**Record excerpts**
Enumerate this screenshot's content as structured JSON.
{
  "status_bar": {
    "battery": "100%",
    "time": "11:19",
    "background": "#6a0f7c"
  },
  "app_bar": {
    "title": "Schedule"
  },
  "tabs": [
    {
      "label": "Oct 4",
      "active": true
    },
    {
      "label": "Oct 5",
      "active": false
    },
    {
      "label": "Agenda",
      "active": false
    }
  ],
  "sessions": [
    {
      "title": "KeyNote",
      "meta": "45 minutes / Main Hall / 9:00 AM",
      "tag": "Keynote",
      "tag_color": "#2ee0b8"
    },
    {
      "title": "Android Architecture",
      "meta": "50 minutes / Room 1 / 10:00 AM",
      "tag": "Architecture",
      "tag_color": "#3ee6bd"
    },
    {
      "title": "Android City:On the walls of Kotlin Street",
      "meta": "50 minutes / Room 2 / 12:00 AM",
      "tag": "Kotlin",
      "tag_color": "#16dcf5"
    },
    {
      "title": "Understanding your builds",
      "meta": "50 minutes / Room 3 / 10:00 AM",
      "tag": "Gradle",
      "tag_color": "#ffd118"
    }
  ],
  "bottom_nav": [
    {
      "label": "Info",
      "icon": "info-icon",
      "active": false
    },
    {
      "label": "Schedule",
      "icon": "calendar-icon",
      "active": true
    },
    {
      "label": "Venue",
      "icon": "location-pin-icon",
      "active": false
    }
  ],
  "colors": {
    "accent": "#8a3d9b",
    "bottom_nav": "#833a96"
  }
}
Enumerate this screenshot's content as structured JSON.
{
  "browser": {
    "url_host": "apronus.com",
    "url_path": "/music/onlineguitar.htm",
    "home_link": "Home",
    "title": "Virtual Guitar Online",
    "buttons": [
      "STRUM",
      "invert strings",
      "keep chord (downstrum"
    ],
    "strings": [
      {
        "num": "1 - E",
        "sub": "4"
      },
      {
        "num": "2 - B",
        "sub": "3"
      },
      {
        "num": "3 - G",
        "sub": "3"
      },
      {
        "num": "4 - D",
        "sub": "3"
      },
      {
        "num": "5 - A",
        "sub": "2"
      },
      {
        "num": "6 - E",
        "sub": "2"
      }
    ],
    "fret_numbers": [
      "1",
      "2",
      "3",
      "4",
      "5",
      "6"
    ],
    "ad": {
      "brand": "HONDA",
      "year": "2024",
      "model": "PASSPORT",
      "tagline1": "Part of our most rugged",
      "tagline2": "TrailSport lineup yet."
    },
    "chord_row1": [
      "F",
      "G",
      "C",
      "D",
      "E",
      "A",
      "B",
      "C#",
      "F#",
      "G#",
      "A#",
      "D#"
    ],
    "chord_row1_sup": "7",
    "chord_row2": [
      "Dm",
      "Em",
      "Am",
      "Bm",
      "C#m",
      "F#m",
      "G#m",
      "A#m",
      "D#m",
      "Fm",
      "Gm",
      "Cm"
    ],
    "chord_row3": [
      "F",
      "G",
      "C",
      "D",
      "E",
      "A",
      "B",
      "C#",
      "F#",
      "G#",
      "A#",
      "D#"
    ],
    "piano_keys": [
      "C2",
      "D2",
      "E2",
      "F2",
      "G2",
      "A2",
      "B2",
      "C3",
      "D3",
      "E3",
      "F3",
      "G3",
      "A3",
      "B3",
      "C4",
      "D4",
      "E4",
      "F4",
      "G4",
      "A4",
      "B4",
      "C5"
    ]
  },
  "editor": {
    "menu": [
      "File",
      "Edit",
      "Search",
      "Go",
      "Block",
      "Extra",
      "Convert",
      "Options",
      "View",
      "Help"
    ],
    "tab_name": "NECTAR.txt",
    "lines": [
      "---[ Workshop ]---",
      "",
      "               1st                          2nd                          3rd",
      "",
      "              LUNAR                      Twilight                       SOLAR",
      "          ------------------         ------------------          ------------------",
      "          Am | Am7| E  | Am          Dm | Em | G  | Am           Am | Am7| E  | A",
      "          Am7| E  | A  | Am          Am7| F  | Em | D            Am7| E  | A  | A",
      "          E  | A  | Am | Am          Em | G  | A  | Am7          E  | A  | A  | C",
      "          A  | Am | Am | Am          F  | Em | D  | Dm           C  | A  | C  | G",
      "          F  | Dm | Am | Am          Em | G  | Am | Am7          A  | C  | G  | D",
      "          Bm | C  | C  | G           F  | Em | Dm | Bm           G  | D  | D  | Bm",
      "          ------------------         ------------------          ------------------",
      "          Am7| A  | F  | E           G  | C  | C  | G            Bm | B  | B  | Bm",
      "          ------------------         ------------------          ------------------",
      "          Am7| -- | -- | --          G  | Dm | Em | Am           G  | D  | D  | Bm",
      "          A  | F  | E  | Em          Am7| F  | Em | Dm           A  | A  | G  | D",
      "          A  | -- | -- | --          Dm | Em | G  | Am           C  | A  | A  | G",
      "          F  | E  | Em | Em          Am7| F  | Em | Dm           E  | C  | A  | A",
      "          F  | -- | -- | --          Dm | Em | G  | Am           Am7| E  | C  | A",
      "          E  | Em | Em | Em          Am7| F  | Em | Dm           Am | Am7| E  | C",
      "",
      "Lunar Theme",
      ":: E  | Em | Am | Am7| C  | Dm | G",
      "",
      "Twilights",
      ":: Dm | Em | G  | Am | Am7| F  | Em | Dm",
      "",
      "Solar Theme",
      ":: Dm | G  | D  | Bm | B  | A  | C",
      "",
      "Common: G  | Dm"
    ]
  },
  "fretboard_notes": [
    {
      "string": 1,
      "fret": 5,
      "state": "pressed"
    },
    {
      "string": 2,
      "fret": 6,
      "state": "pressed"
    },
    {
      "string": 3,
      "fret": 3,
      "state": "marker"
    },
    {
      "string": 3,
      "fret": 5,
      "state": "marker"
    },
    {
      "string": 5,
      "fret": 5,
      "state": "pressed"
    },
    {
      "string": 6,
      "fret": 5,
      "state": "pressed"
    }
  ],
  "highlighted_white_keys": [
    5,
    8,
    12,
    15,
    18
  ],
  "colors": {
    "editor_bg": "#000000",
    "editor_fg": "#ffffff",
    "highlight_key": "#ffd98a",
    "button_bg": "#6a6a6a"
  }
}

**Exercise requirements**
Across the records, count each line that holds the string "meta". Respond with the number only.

**Problem solution**
4